» What you are asked to do
When a line in the entries contains the word "heading", copy that line in full.

··· Data to examine ···

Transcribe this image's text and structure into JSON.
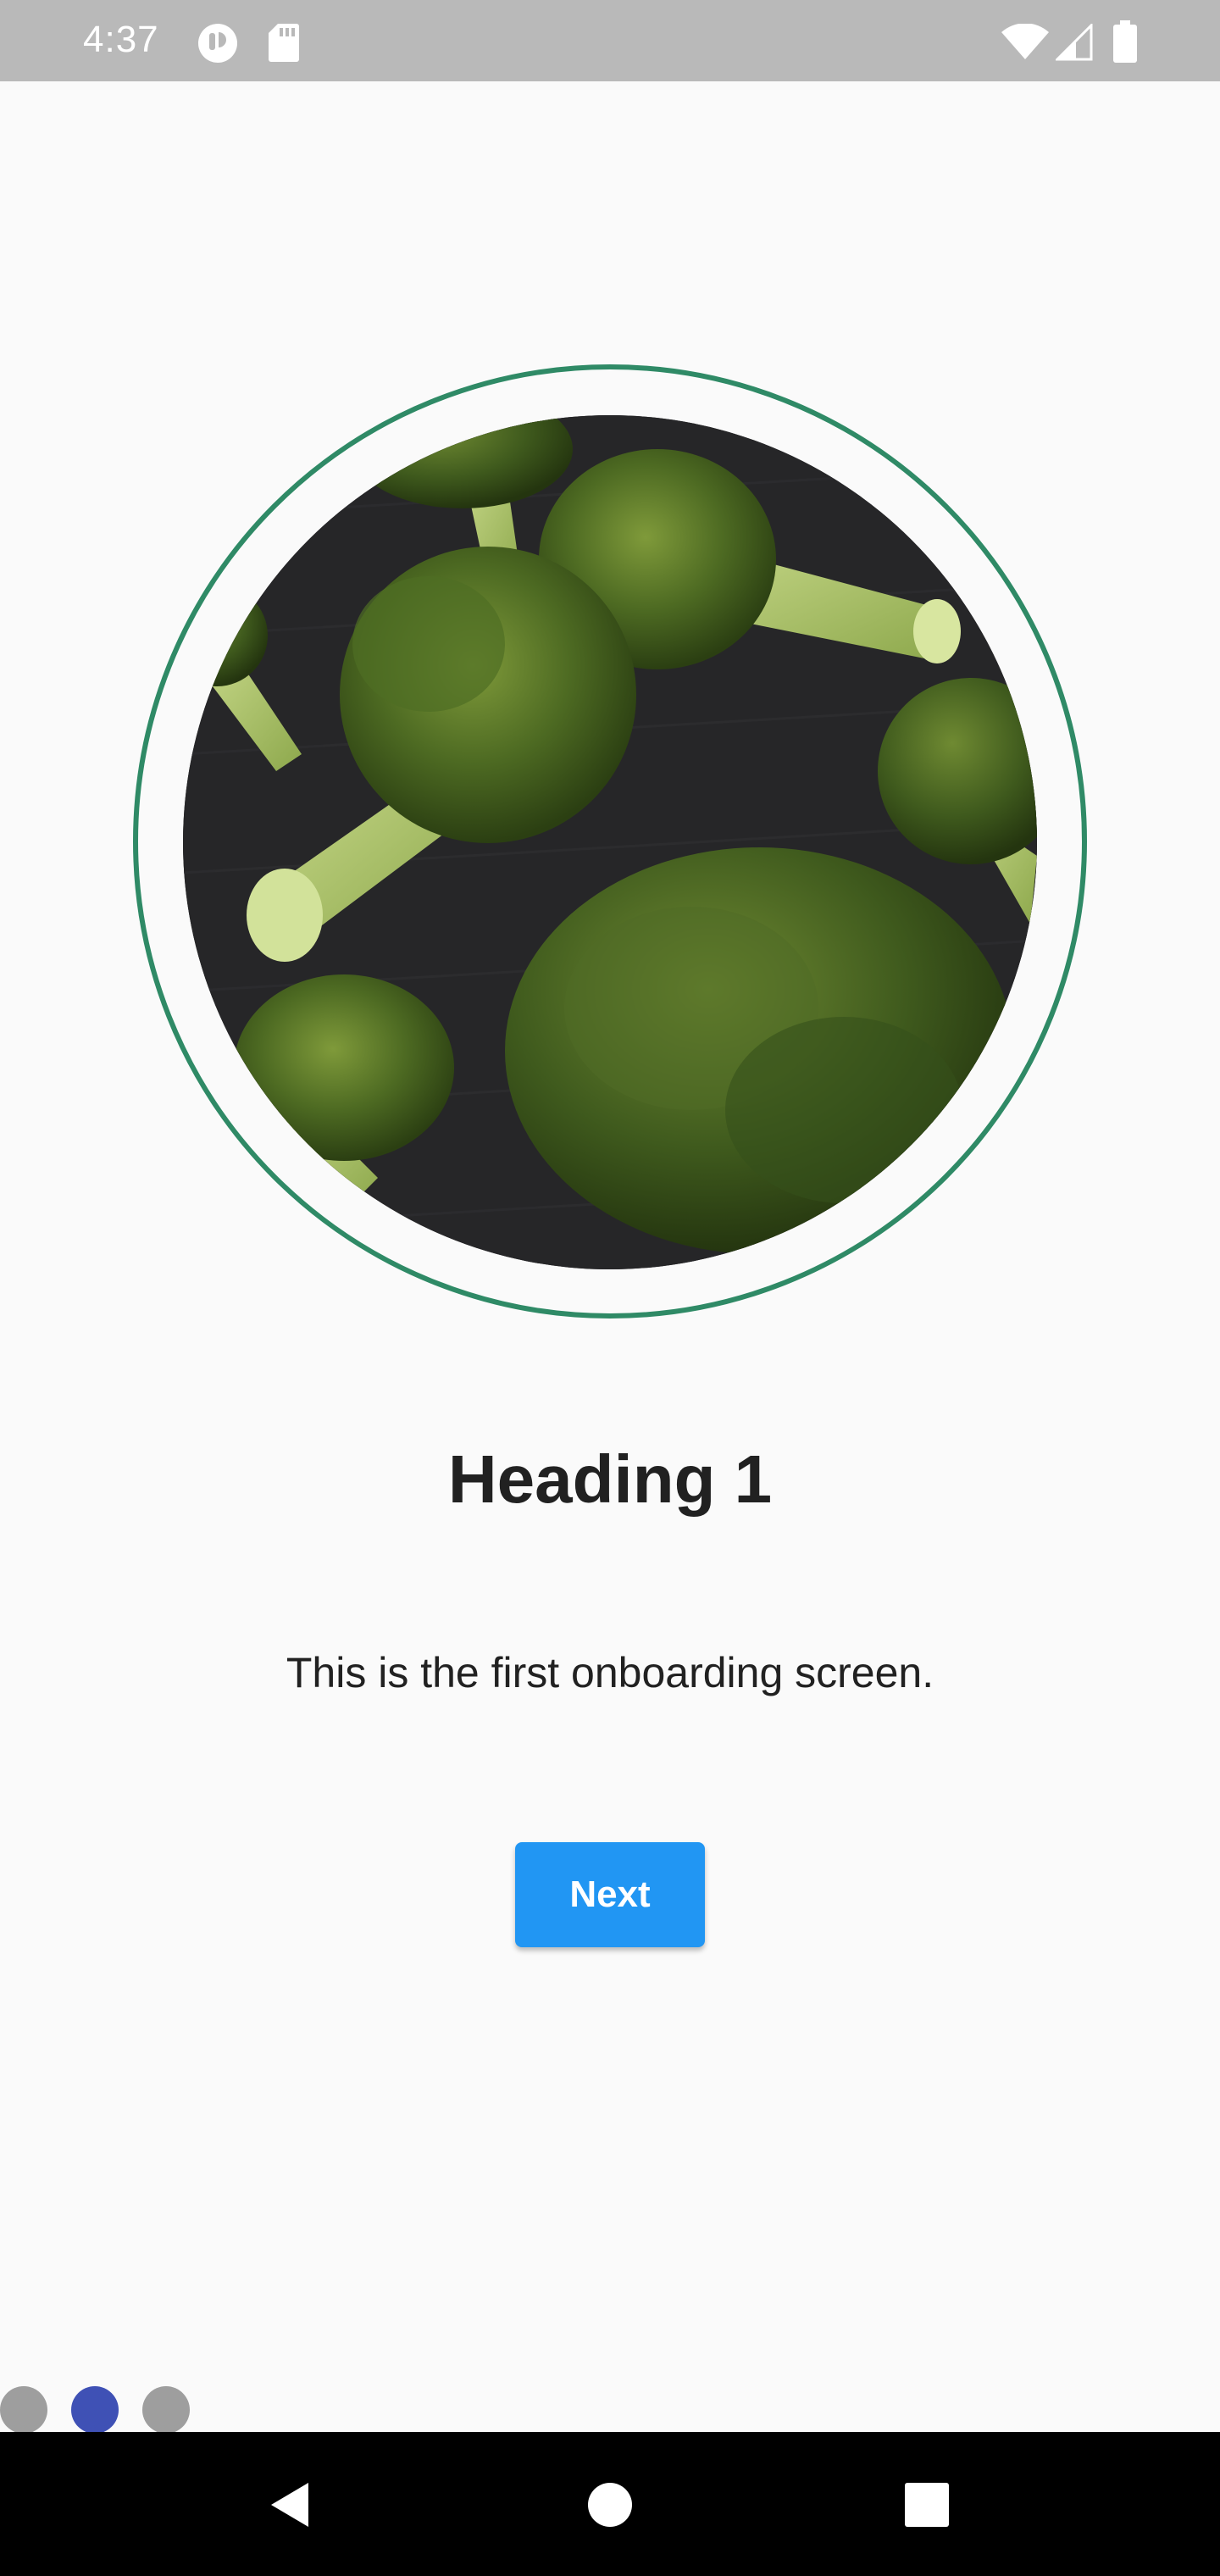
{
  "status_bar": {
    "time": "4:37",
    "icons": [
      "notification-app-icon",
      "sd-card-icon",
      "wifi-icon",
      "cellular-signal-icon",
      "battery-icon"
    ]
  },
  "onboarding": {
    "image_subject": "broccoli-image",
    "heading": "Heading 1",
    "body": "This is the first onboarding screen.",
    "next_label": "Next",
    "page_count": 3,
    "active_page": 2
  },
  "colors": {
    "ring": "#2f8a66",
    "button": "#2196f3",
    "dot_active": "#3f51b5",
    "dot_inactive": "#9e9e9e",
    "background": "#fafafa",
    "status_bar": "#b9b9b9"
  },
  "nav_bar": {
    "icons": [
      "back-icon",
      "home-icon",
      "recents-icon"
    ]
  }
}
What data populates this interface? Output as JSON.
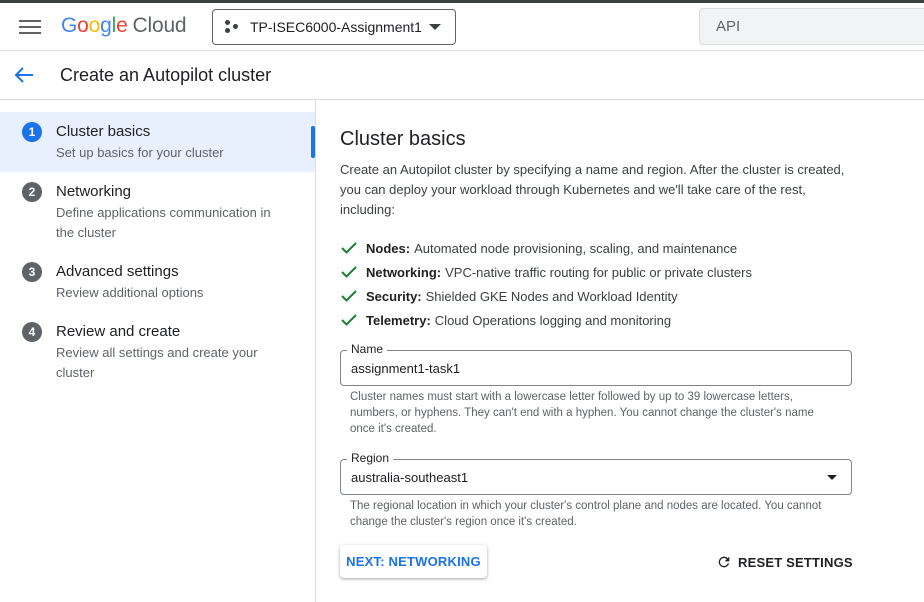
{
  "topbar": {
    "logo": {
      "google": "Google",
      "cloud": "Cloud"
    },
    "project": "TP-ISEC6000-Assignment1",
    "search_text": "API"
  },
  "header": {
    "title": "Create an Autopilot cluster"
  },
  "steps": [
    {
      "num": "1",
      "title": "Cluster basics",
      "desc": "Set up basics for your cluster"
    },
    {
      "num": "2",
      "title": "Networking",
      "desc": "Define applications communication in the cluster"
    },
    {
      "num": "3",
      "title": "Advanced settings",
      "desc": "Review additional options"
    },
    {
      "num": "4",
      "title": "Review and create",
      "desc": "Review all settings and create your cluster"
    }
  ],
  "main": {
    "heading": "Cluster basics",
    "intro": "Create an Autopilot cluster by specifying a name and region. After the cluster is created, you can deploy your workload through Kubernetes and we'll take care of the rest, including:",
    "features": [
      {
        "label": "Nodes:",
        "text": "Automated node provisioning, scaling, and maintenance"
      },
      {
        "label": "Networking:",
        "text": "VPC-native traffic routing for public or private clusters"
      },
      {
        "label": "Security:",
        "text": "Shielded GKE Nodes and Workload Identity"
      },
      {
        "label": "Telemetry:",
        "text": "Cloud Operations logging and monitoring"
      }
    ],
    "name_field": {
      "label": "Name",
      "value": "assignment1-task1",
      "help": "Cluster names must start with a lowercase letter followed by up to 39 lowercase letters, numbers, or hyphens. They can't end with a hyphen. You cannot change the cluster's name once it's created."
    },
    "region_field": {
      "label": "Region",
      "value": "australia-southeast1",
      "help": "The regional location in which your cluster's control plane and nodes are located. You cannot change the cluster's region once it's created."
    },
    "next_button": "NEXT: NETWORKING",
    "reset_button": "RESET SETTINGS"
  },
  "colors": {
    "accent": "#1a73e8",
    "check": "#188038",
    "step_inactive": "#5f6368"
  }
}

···

» Answer to the problem
    "heading": "Heading 1",
    "heading": "Cluster basics",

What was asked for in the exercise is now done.